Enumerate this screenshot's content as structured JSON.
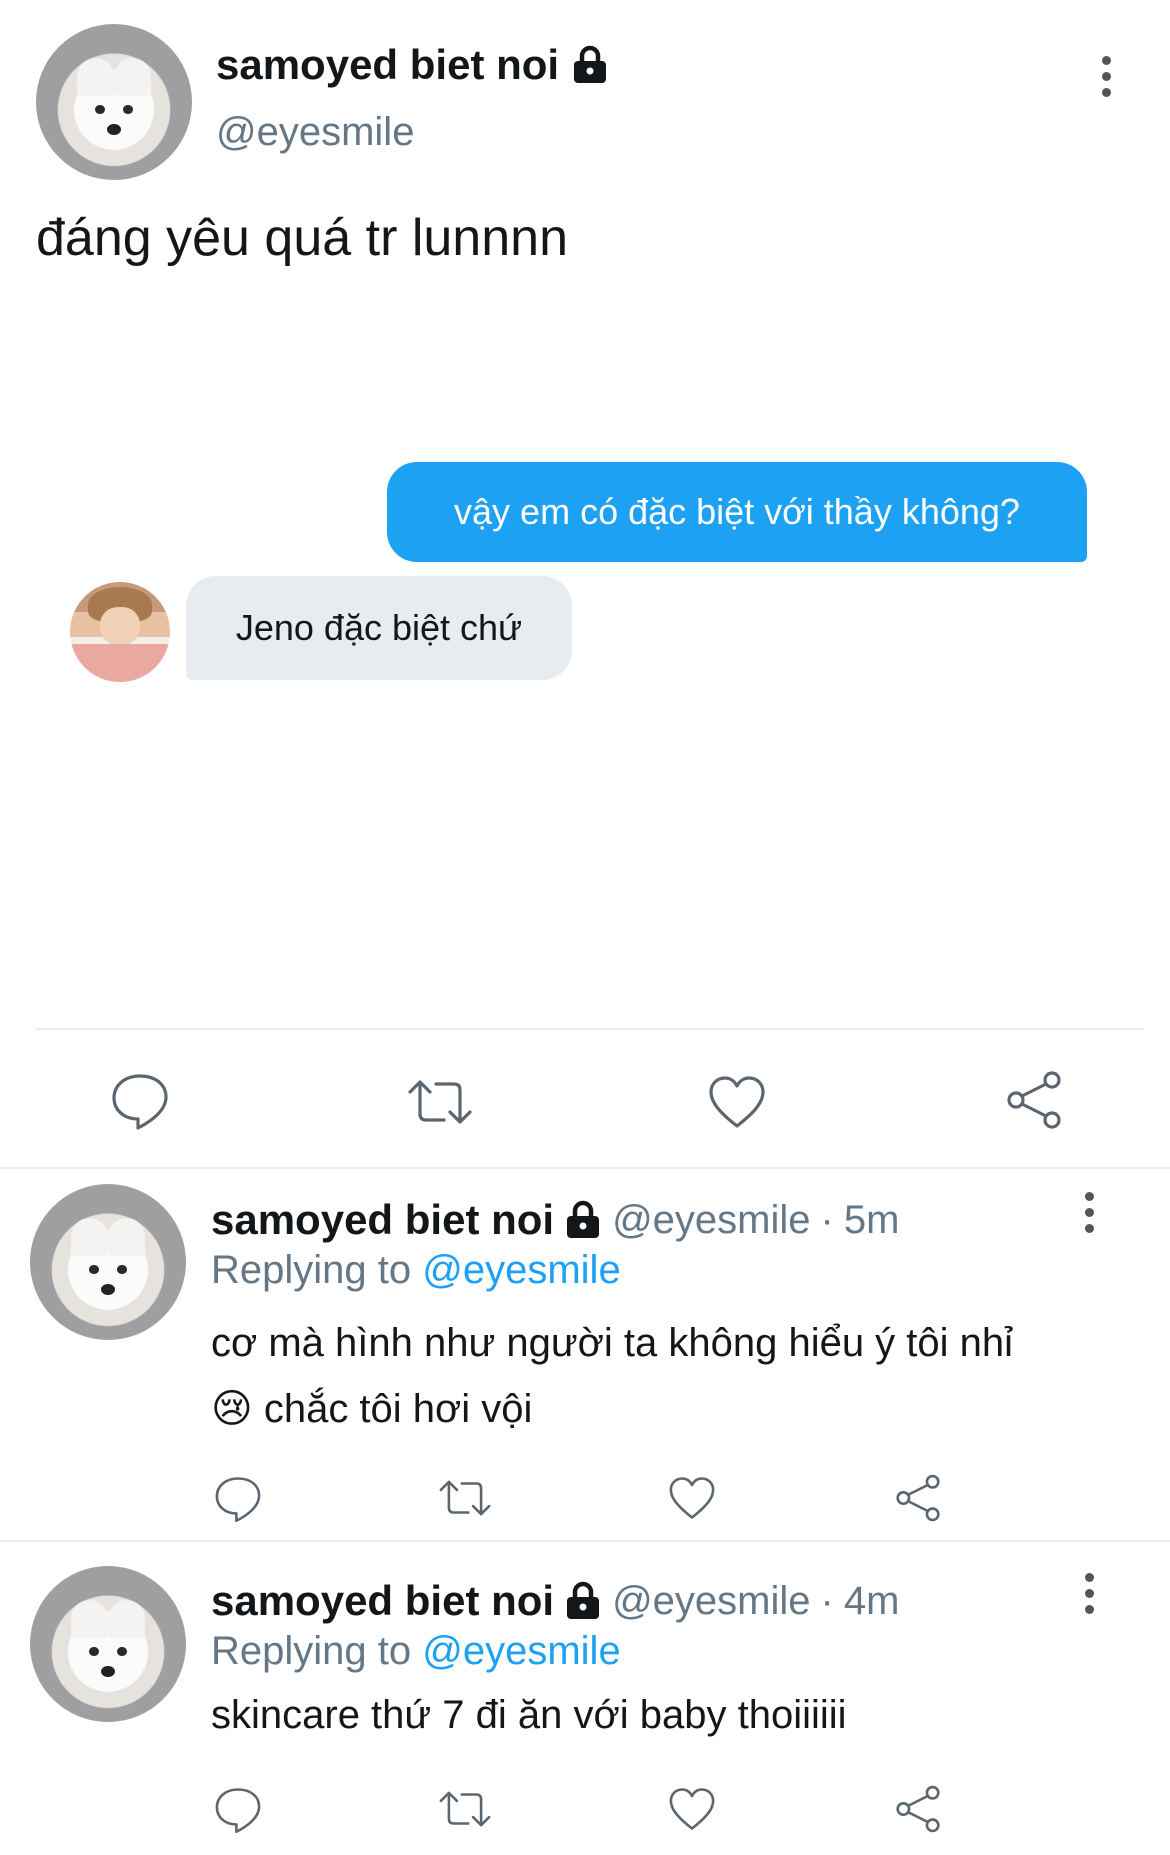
{
  "main_tweet": {
    "display_name": "samoyed biet noi",
    "handle": "@eyesmile",
    "text": "đáng yêu quá tr lunnnn",
    "embedded_chat": {
      "sent_message": "vậy em có đặc biệt với thầy không?",
      "received_message": "Jeno đặc biệt chứ"
    },
    "actions": [
      "reply-icon",
      "retweet-icon",
      "like-icon",
      "share-icon"
    ]
  },
  "replies": [
    {
      "display_name": "samoyed biet noi",
      "handle": "@eyesmile",
      "separator": "·",
      "time": "5m",
      "replying_prefix": "Replying to",
      "replying_to": "@eyesmile",
      "text_line1": "cơ mà hình như người ta không hiểu ý tôi nhỉ",
      "emoji": "😢",
      "text_line2": "chắc tôi hơi vội"
    },
    {
      "display_name": "samoyed biet noi",
      "handle": "@eyesmile",
      "separator": "·",
      "time": "4m",
      "replying_prefix": "Replying to",
      "replying_to": "@eyesmile",
      "text_line1": "skincare thứ 7 đi ăn với baby thoiiiiii"
    }
  ],
  "colors": {
    "accent": "#1da1f2",
    "text": "#14171a",
    "secondary": "#657786",
    "bubble_other": "#e6ecf0",
    "divider": "#e6ecf0"
  }
}
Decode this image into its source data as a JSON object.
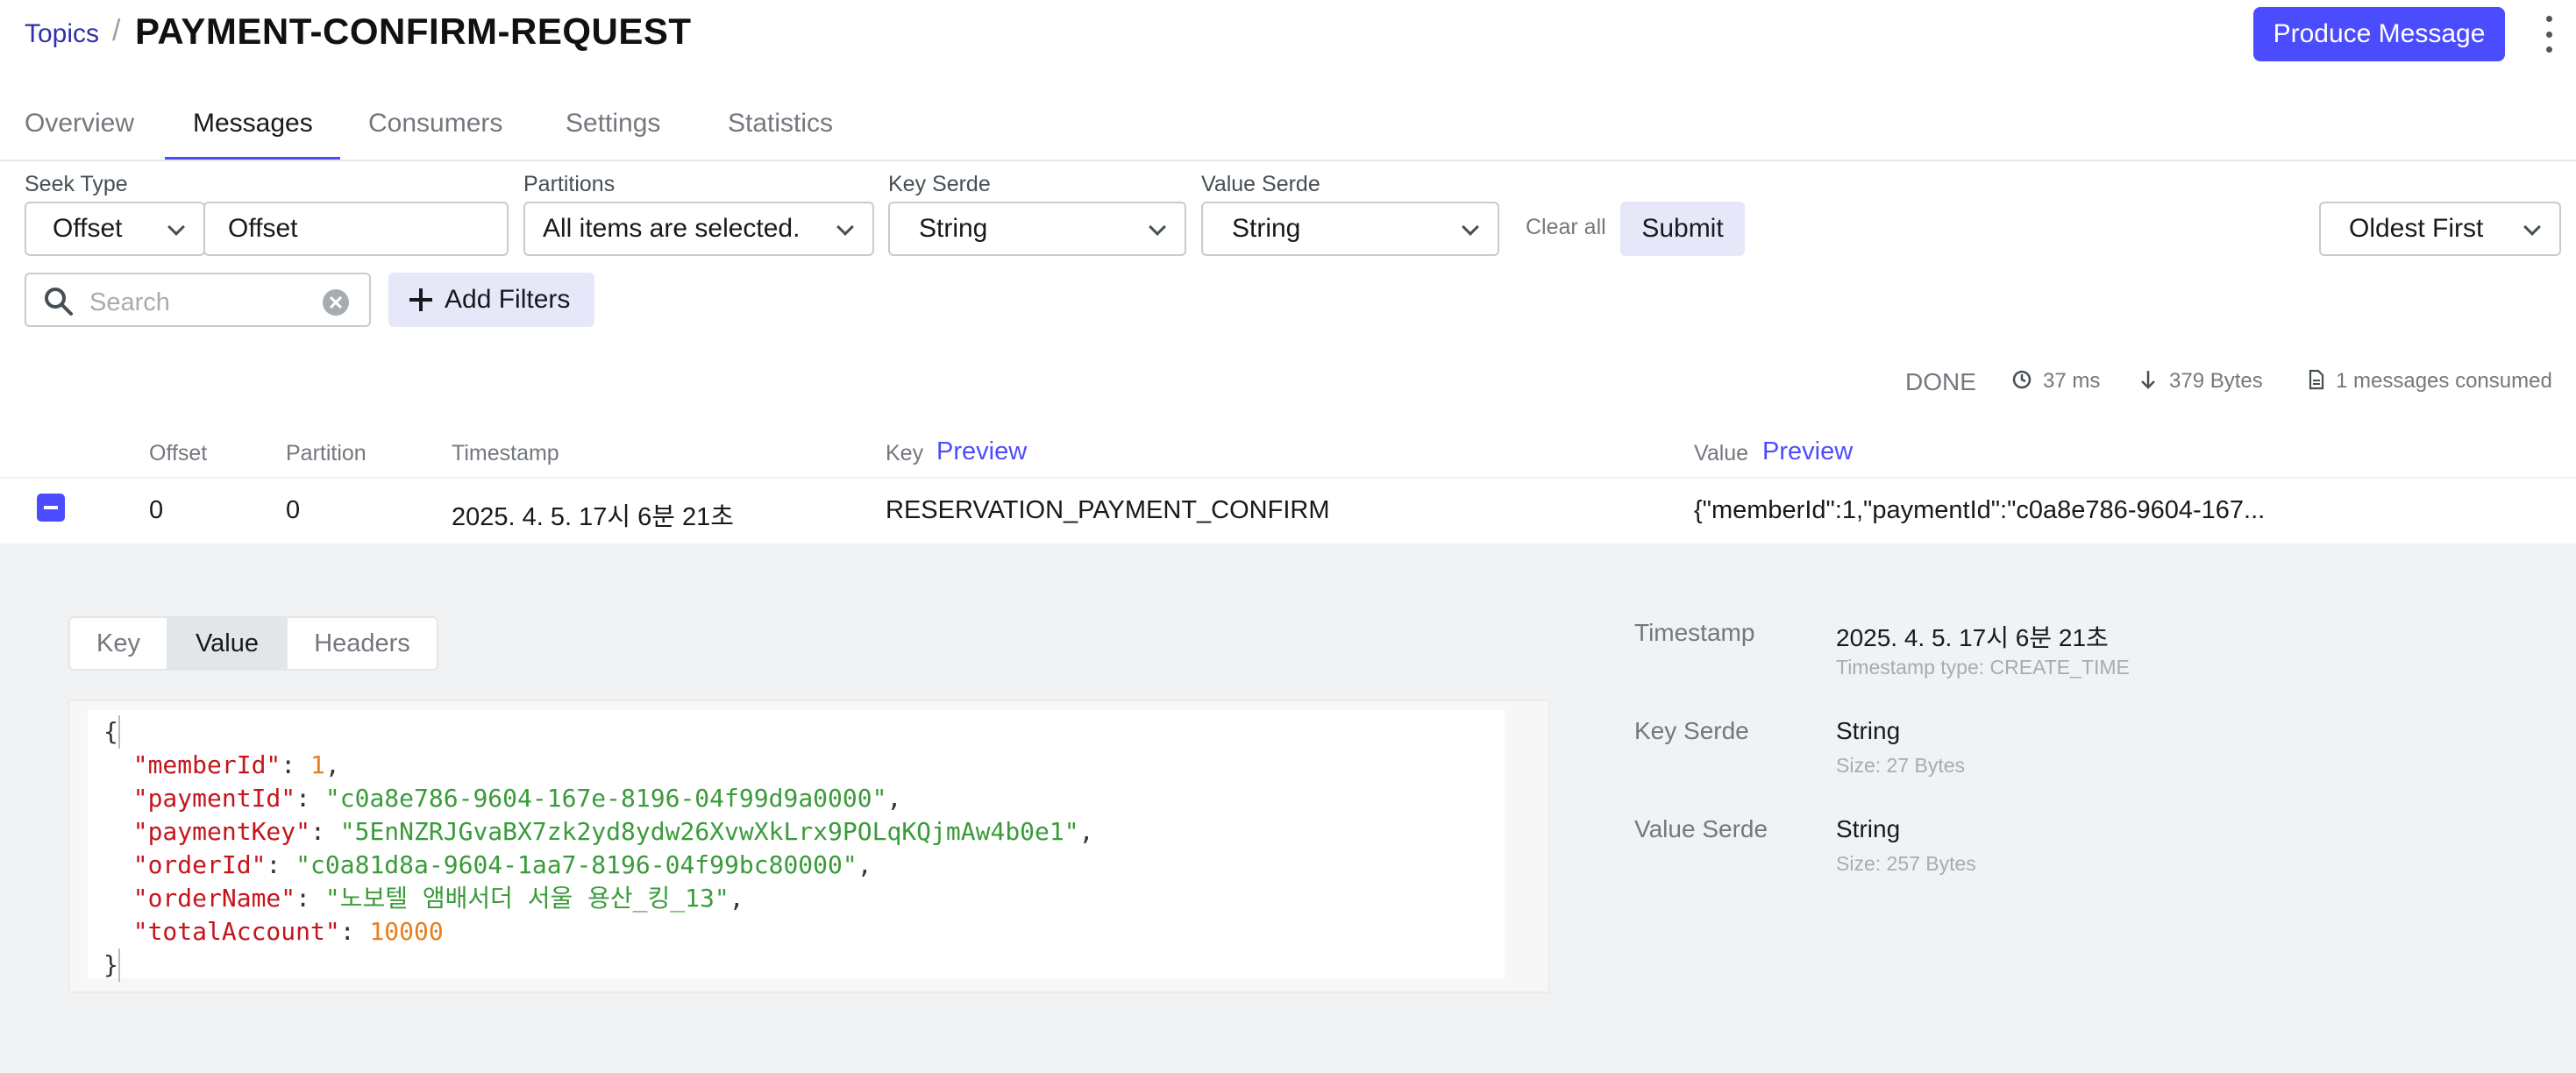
{
  "breadcrumb": {
    "parent": "Topics",
    "separator": "/",
    "title": "PAYMENT-CONFIRM-REQUEST"
  },
  "header": {
    "produce_label": "Produce Message"
  },
  "tabs": [
    {
      "label": "Overview"
    },
    {
      "label": "Messages"
    },
    {
      "label": "Consumers"
    },
    {
      "label": "Settings"
    },
    {
      "label": "Statistics"
    }
  ],
  "filters": {
    "seek_type_label": "Seek Type",
    "seek_type_value": "Offset",
    "seek_input_value": "Offset",
    "partitions_label": "Partitions",
    "partitions_value": "All items are selected.",
    "key_serde_label": "Key Serde",
    "key_serde_value": "String",
    "value_serde_label": "Value Serde",
    "value_serde_value": "String",
    "clear_all": "Clear all",
    "submit": "Submit",
    "sort_value": "Oldest First",
    "search_placeholder": "Search",
    "add_filters": "Add Filters"
  },
  "status": {
    "state": "DONE",
    "elapsed": "37 ms",
    "bytes": "379 Bytes",
    "consumed": "1 messages consumed"
  },
  "table": {
    "headers": {
      "offset": "Offset",
      "partition": "Partition",
      "timestamp": "Timestamp",
      "key": "Key",
      "value": "Value",
      "preview": "Preview"
    },
    "rows": [
      {
        "offset": "0",
        "partition": "0",
        "timestamp": "2025. 4. 5. 17시 6분 21초",
        "key": "RESERVATION_PAYMENT_CONFIRM",
        "value": "{\"memberId\":1,\"paymentId\":\"c0a8e786-9604-167..."
      }
    ]
  },
  "detail": {
    "tabs": [
      "Key",
      "Value",
      "Headers"
    ],
    "json": {
      "open": "{",
      "close": "}",
      "lines": [
        {
          "key": "\"memberId\"",
          "value": "1",
          "type": "number"
        },
        {
          "key": "\"paymentId\"",
          "value": "\"c0a8e786-9604-167e-8196-04f99d9a0000\"",
          "type": "string"
        },
        {
          "key": "\"paymentKey\"",
          "value": "\"5EnNZRJGvaBX7zk2yd8ydw26XvwXkLrx9POLqKQjmAw4b0e1\"",
          "type": "string"
        },
        {
          "key": "\"orderId\"",
          "value": "\"c0a81d8a-9604-1aa7-8196-04f99bc80000\"",
          "type": "string"
        },
        {
          "key": "\"orderName\"",
          "value": "\"노보텔 앰배서더 서울 용산_킹_13\"",
          "type": "string"
        },
        {
          "key": "\"totalAccount\"",
          "value": "10000",
          "type": "number"
        }
      ]
    },
    "meta": {
      "timestamp_label": "Timestamp",
      "timestamp_value": "2025. 4. 5. 17시 6분 21초",
      "timestamp_sub": "Timestamp type: CREATE_TIME",
      "key_serde_label": "Key Serde",
      "key_serde_value": "String",
      "key_serde_sub": "Size: 27 Bytes",
      "value_serde_label": "Value Serde",
      "value_serde_value": "String",
      "value_serde_sub": "Size: 257 Bytes"
    }
  },
  "colors": {
    "accent": "#4c4cff",
    "json_key": "#c4151c",
    "json_string": "#3a9b3a",
    "json_number": "#e67e22"
  }
}
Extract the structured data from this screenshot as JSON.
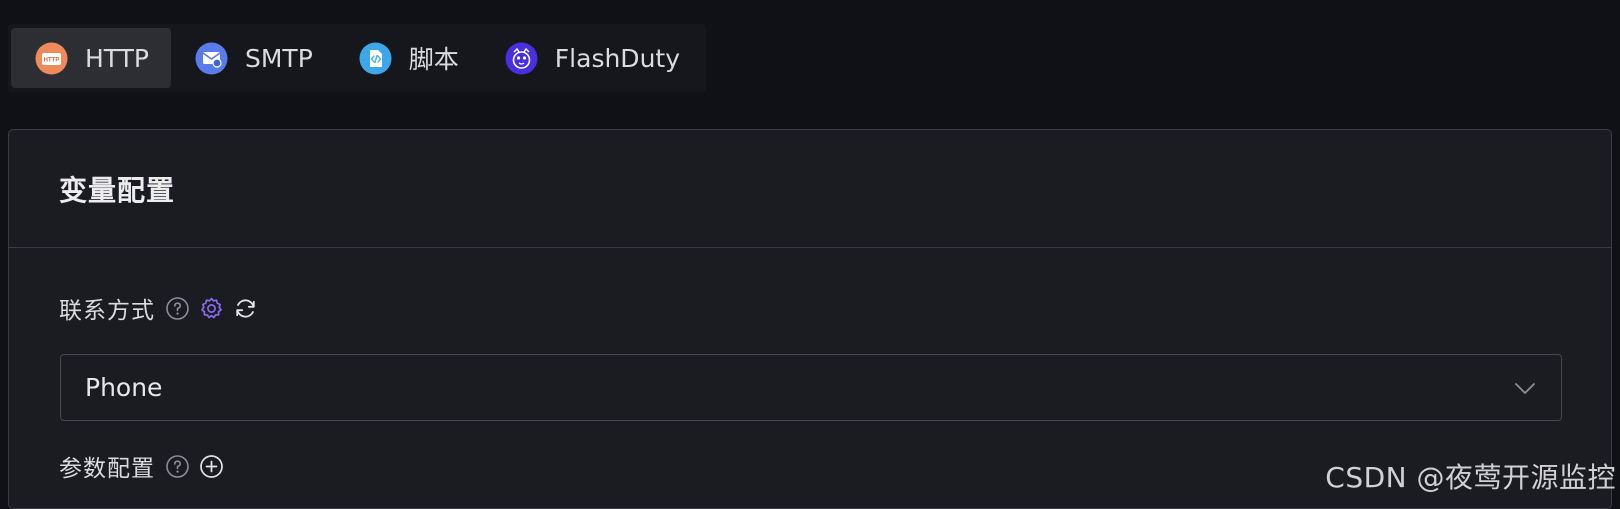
{
  "tabs": [
    {
      "label": "HTTP",
      "icon": "http-icon",
      "active": true
    },
    {
      "label": "SMTP",
      "icon": "smtp-mail-icon",
      "active": false
    },
    {
      "label": "脚本",
      "icon": "script-code-icon",
      "active": false
    },
    {
      "label": "FlashDuty",
      "icon": "flashduty-icon",
      "active": false
    }
  ],
  "card": {
    "title": "变量配置"
  },
  "contact": {
    "label": "联系方式",
    "help_icon": "help-circle-icon",
    "settings_icon": "gear-icon",
    "refresh_icon": "refresh-icon",
    "selected": "Phone",
    "chevron_icon": "chevron-down-icon"
  },
  "params": {
    "label": "参数配置",
    "help_icon": "help-circle-icon",
    "add_icon": "plus-circle-icon"
  },
  "watermark": "CSDN @夜莺开源监控",
  "colors": {
    "background": "#101117",
    "card": "#1b1c21",
    "accent": "#8b6cf6",
    "border": "#3b3c44"
  }
}
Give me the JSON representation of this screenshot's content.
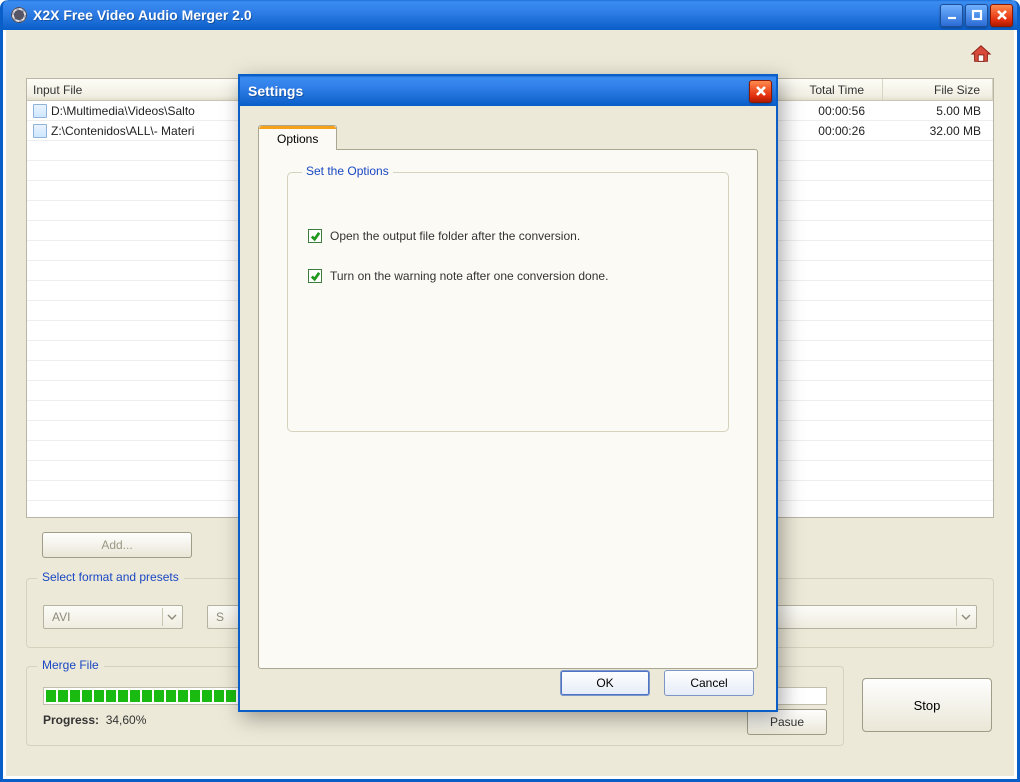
{
  "window": {
    "title": "X2X Free Video Audio Merger 2.0"
  },
  "table": {
    "headers": {
      "file": "Input File",
      "time": "Total Time",
      "size": "File Size"
    },
    "rows": [
      {
        "file": "D:\\Multimedia\\Videos\\Salto",
        "time": "00:00:56",
        "size": "5.00 MB"
      },
      {
        "file": "Z:\\Contenidos\\ALL\\- Materi",
        "time": "00:00:26",
        "size": "32.00 MB"
      }
    ]
  },
  "buttons": {
    "add": "Add...",
    "pause": "Pasue",
    "stop": "Stop"
  },
  "format_group": {
    "legend": "Select format and presets",
    "preset1": "AVI",
    "preset2_prefix": "S"
  },
  "merge_group": {
    "legend": "Merge File",
    "progress_word": "Progress:",
    "progress_value": "34,60%",
    "progress_cells_on": 18,
    "progress_cells_total": 52
  },
  "dialog": {
    "title": "Settings",
    "tab": "Options",
    "fieldset": "Set the Options",
    "opt1": "Open the output file folder after the conversion.",
    "opt2": "Turn on the warning note after one conversion done.",
    "ok": "OK",
    "cancel": "Cancel"
  }
}
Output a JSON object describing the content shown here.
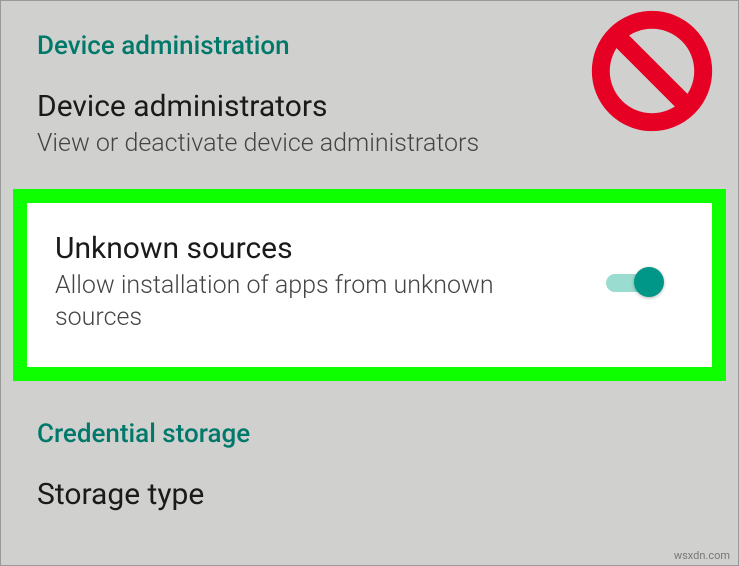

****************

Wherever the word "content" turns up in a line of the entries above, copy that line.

Enumerate this screenshot's content as structured JSON.
Give me the JSON representation of this screenshot's content.
Output a JSON object describing the content shown here.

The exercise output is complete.